Sega has finally brought back Sakura Wars after over a decade of silence, and while the new game includes a different cast and mechanics, it certainly retains the DNA of the franchise.
To know more about the game and hunt for hints about the future of the series, Twinfinite interviewed director Tetsuya Ootsubo and producer Tetsu Katano.
We hear about the brand new Sakura Wars and more, including comments on the possibility of additional platforms or re-releases of the older titles of the series.
Giuseppe: Sakura Wars has been out for a while in Japan and for a few weeks in the west as well. Have you drawn any conclusions about the reception of the game? Is Sega happy about how Sakura Wars performed?
Tetsuya Ootsubo: I’m very delighted that many people across the world in Japan, Asia, and the West have had the opportunity to experience the new Sakura Wars.
We’re listening closely to your feedback and we hope to have more chances in the future to share this series with everyone.
Giuseppe: Can you offer your insight on the challenges involved in bringing back a series that hadn’t received a new mainline game in almost fifteen years?
Tetsuya Ootsubo: The biggest difference from fifteen years ago is the hardware specs and how much they’ve evolved. Sakura Wars: So Long, My Love was a PS2 game (and also Wii in the U.S.) with event scenes illustrated primarily with 2D graphics.

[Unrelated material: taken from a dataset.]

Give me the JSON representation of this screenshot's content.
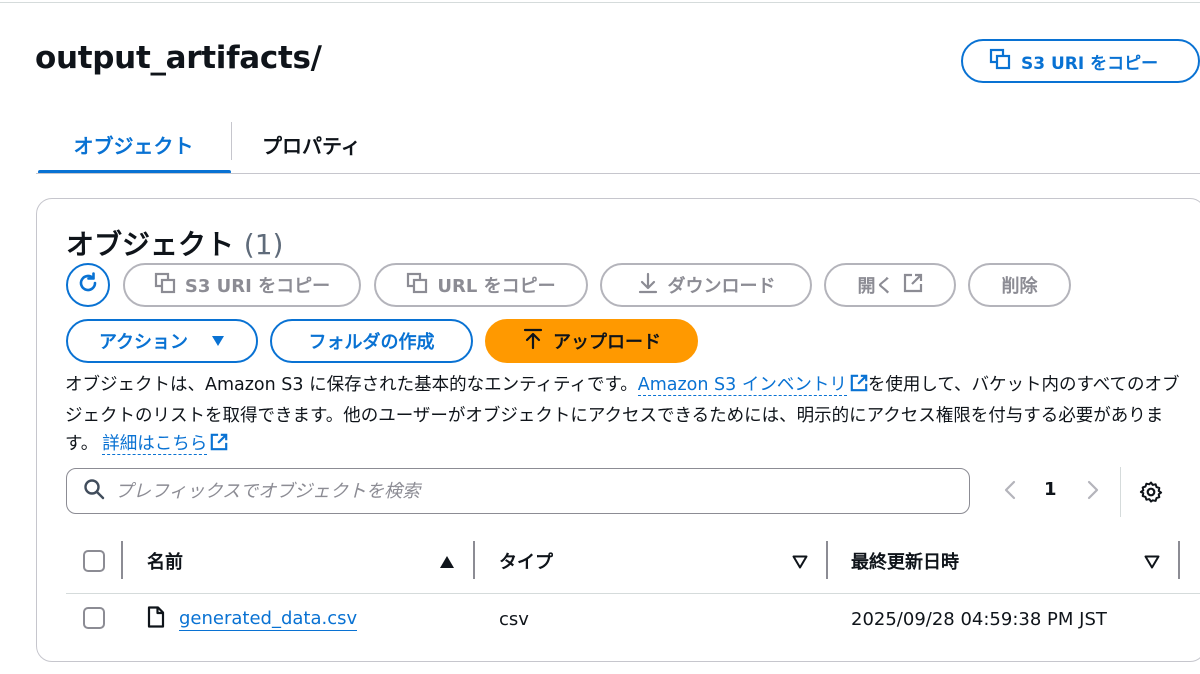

Now that we have access to the power of the PS4, we were able to focus our energy on a lush, appealing graphical style.
Giuseppe: Seeing Sumire Kanzaki as the leader of the new Imperial Combat Revue was a nice surprise for many veteran fans. Has she always been “the one” for the role or when the story was drafted there were other possible candidates that you can share?

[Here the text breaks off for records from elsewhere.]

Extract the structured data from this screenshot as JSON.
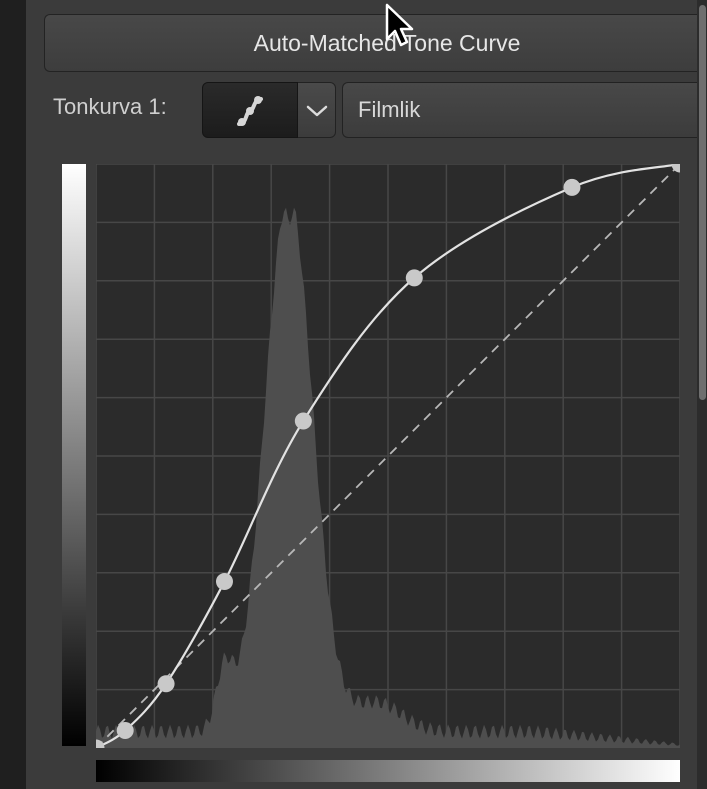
{
  "header": {
    "auto_match_label": "Auto-Matched Tone Curve"
  },
  "tone_curve": {
    "label": "Tonkurva 1:",
    "mode_value": "Filmlik",
    "curve_type_icon": "spline-curve-icon",
    "dropdown_icon": "chevron-down-icon",
    "control_points": [
      [
        0,
        0
      ],
      [
        0.05,
        0.03
      ],
      [
        0.12,
        0.11
      ],
      [
        0.22,
        0.285
      ],
      [
        0.355,
        0.56
      ],
      [
        0.545,
        0.805
      ],
      [
        0.815,
        0.96
      ],
      [
        1,
        1
      ]
    ]
  },
  "colors": {
    "graph_background": "#2b2b2b",
    "grid": "#474747",
    "histogram": "#4e4e4e",
    "curve": "#e2e2e2",
    "control_point": "#c9c9c9"
  }
}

Tetsuya Ootsubo: Right from the start of development, we intended to include a character from the earlier games to serve as a bridge between the past and present.

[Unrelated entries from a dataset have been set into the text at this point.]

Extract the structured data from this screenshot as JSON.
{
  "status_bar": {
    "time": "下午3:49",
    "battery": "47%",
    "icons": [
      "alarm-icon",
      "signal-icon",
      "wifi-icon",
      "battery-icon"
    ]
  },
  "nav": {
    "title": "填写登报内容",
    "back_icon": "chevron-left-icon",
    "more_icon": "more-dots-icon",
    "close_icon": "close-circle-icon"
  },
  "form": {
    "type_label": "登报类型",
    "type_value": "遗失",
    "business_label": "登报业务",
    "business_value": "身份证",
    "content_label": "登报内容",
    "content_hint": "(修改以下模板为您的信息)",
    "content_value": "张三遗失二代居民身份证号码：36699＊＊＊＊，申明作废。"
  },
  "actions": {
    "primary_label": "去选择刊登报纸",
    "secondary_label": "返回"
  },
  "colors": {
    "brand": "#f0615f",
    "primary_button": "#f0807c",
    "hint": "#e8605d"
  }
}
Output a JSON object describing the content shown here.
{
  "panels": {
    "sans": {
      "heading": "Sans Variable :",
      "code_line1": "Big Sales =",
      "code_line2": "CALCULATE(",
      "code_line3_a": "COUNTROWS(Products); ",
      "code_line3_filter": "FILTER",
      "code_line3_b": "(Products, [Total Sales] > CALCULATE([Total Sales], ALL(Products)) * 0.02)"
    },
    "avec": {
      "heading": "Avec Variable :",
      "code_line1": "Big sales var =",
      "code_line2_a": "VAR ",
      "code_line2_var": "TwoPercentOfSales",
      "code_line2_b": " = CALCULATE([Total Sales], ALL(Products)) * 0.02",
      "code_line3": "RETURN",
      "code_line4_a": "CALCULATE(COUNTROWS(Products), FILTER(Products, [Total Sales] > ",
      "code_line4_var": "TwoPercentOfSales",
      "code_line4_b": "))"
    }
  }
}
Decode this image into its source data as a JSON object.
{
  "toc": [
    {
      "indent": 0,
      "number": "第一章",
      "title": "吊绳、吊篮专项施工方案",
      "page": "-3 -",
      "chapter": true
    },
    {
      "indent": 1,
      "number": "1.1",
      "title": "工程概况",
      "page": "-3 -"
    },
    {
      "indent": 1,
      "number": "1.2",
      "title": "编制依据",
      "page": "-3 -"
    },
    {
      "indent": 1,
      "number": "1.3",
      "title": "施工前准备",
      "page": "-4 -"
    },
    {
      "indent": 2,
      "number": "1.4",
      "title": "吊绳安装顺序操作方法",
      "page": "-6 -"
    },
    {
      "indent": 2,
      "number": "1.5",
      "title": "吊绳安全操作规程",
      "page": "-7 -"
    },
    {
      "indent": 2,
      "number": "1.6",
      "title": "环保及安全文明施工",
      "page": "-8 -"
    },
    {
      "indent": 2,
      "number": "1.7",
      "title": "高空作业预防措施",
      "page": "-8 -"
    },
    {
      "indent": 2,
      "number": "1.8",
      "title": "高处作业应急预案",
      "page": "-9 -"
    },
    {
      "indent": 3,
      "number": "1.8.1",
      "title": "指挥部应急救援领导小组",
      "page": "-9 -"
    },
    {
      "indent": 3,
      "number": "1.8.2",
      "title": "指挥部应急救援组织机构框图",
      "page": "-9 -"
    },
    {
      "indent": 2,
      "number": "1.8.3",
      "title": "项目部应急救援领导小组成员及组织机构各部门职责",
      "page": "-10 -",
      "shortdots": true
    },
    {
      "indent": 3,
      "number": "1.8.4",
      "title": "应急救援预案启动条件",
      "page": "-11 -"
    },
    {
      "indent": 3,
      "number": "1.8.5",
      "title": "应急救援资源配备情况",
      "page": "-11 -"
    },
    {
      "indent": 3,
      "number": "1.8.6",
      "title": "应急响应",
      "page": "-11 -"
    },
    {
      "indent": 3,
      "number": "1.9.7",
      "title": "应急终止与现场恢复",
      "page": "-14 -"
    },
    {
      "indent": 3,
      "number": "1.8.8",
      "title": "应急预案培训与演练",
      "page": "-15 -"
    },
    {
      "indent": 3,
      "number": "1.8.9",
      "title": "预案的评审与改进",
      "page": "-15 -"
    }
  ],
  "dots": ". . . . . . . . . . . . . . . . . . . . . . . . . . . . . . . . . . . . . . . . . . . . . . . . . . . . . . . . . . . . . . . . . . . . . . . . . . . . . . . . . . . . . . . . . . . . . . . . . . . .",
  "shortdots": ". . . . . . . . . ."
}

We did consider other characters, but with the events of the previous games in mind, we ultimately decided that there was no better fit to be the general manager than Sumire.
Giuseppe: Is there any hope for the game to be released on other platforms like PC, Xbox One, or Nintendo Switch, or maybe even next-generation consoles?
Tetsuya Ootsubo: We’d love to expand the audience for the game! We’re actively researching to see where there is high demand and determine what actions will be feasible.
Giuseppe: What is the new or renewed element (or elements) in this new Sakura Wars that you think worked best?
Tetsuya Ootsubo: We’re proud of what we were able to accomplish in character presentation. In the past games, the story scenes were almost always presented as static 2D portraits, but in Sakura Wars we were able to depict the characters as detailed 3D models.
Giuseppe: Considering the reception for this “new beginning” for the series, would you personally like to continue it with a new game? Do you think we can hope for a sequel to be greenlit by Sega?
Tetsuya Ootsubo: The development team would love to continue the series, and we’re pushing to make it happen. We appreciate all your support.
Giuseppe: If you were to create a hypothetical sequel, would you stick with action combat, or would you prefer to go back to turns, maybe with a system similar to Valkyria Chronicles, which was inspired by Sakura Wars to begin with?
Tetsuya Ootsubo: I’m really happy to hear that you know Valkyria Chronicles. Many Sakura Wars development staff also worked on the VC series, and they’re great games. For those who haven’t played them yet, I hope you enjoy them!
For Sakura Wars, we did change the combat to be more action-focused, but we also understand that many people still enjoy the tactical RPG genre. We’re continuing to research what our next steps should be in order to give fans the best possible experience.
Giuseppe: Has there been any consideration about remastering the first five games of the Sakura Wars series, or otherwise offering them for modern platforms?
Tetsuya Ootsubo: Regarding remasters and/or remakes, it’s true that the older titles can’t be played on modern equipment, so if there is sufficient demand for it, we are open to the idea of revisiting the earlier games.
Giuseppe: Seen from outside, Sega appears to have changed a lot over the past few years. The company certainly seems more daring. Can you provide insight into this from the perspective of a developer working for Sega?
Tetsu Katano: This is just my personal opinion, but I feel like the people at SEGA have always had a daring streak. It may be that enough of those people have moved on up to leadership positions that it’s starting to be visible from the outside as well.
SEGA to me is a company full of people who want to have fun, and I hope not only that this is reflected in the enjoyment we can bring to fans, but also that like-minded fun-seekers will continue to join us here at SEGA.
Sakura Wars is currently available for PS4.
If you want to learn more about the game, you can read our review and take a look at my dedicated article explaining what the series is all about and why you should care. Incidentally, The latest DLC featuring loungewear costumes has been released today.
You can also enjoy the recently-released music videos including the clip dedicated to Sakura, one focusing on Lancelot, another showing Claris, one showcasing Yui Huang, another starring Atsuho, one showing Anastasia, one starring Azami, and the latest featuring Elise.